[Provided records — start]
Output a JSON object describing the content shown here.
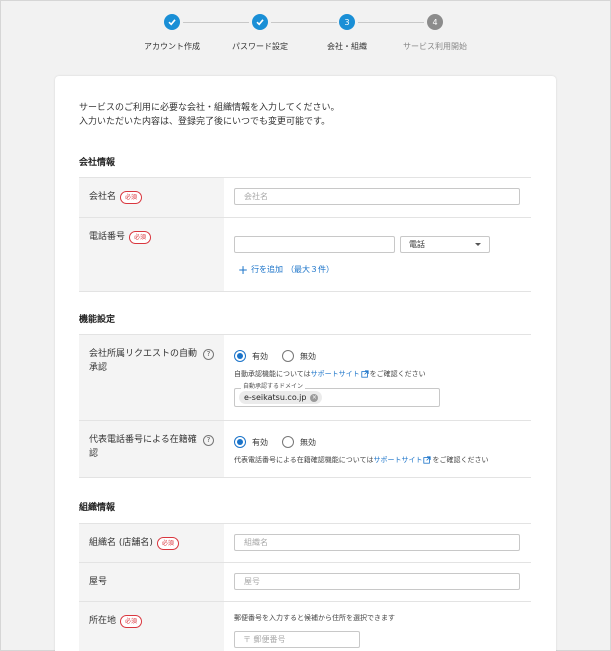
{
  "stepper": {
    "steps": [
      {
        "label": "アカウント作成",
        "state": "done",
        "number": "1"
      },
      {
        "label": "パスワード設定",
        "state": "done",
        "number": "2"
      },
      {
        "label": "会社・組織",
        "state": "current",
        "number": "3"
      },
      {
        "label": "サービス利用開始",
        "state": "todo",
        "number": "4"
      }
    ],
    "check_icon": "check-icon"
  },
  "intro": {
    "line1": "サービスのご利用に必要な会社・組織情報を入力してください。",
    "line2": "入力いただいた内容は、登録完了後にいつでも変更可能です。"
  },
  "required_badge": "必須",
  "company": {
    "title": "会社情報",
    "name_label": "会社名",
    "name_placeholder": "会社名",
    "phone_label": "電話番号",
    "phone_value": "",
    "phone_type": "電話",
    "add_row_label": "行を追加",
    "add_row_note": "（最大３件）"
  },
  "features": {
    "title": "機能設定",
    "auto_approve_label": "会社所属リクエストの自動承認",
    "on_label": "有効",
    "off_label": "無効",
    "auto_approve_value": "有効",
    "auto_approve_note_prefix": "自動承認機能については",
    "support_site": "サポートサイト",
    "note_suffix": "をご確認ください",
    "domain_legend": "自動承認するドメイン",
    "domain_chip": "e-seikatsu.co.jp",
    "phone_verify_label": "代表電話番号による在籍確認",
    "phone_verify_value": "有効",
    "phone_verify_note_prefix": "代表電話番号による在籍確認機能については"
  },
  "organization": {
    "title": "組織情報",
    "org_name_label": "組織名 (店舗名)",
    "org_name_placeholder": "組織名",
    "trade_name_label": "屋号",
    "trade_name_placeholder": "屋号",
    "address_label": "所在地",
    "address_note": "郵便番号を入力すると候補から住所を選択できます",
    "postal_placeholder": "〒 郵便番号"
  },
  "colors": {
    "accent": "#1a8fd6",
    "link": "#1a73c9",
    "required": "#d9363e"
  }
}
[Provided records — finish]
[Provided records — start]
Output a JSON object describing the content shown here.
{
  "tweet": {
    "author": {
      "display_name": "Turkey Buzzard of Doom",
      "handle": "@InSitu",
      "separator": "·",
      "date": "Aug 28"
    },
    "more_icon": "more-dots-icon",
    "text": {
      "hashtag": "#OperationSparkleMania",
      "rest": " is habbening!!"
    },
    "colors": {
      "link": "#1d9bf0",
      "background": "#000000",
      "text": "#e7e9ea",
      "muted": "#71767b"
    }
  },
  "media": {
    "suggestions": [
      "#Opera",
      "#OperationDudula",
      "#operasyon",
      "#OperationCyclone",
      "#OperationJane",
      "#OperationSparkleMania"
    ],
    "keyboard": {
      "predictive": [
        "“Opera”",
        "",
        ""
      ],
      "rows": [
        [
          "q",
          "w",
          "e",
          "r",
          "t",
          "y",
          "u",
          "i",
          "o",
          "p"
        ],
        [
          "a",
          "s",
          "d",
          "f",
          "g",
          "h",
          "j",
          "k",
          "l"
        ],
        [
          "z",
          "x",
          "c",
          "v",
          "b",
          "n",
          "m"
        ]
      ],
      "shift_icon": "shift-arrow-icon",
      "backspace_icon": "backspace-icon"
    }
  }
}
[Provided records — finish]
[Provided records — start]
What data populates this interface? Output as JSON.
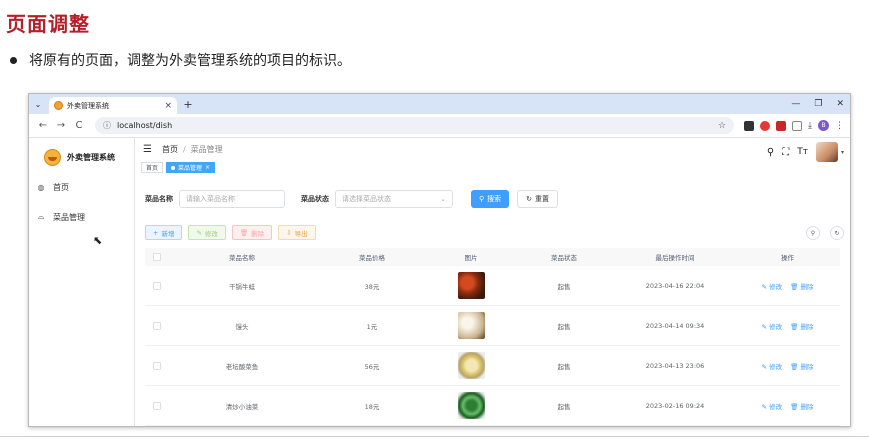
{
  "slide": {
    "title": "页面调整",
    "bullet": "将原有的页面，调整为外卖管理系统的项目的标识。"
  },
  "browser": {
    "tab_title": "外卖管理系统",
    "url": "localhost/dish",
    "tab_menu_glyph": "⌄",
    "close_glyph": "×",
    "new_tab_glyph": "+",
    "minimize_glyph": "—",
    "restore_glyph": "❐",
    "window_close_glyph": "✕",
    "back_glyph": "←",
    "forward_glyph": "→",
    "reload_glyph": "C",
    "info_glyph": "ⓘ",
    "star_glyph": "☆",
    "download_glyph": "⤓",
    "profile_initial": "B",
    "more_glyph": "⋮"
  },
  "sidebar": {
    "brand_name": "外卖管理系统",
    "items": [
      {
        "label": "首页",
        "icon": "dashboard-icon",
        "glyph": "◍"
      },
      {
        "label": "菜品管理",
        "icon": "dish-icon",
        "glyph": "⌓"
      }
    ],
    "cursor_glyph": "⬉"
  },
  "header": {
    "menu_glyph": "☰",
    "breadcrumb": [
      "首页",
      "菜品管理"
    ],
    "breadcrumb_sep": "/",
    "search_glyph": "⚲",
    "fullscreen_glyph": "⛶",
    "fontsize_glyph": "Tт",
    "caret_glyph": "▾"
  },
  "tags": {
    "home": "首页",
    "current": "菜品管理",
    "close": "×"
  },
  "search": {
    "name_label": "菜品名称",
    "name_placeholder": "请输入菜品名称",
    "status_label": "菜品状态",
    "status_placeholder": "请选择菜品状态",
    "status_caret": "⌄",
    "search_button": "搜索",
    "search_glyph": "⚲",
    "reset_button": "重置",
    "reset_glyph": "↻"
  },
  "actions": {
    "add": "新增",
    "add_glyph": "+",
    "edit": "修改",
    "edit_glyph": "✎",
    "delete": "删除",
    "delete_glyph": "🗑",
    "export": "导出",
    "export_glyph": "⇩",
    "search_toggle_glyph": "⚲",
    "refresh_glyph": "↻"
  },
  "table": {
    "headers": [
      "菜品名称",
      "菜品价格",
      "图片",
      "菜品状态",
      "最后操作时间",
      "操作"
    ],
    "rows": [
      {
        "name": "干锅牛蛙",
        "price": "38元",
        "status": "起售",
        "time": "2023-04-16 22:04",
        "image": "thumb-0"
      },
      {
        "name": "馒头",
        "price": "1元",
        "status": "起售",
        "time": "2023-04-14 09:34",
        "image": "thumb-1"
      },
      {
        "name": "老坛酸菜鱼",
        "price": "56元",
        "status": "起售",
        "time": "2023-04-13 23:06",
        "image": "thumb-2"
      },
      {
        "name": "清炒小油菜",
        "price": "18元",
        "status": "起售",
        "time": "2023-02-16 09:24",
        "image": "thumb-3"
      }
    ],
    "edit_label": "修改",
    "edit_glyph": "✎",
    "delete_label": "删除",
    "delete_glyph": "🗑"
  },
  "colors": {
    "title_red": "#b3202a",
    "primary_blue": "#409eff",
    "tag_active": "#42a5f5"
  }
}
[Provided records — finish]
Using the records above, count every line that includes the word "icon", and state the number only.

▸ Reply: 6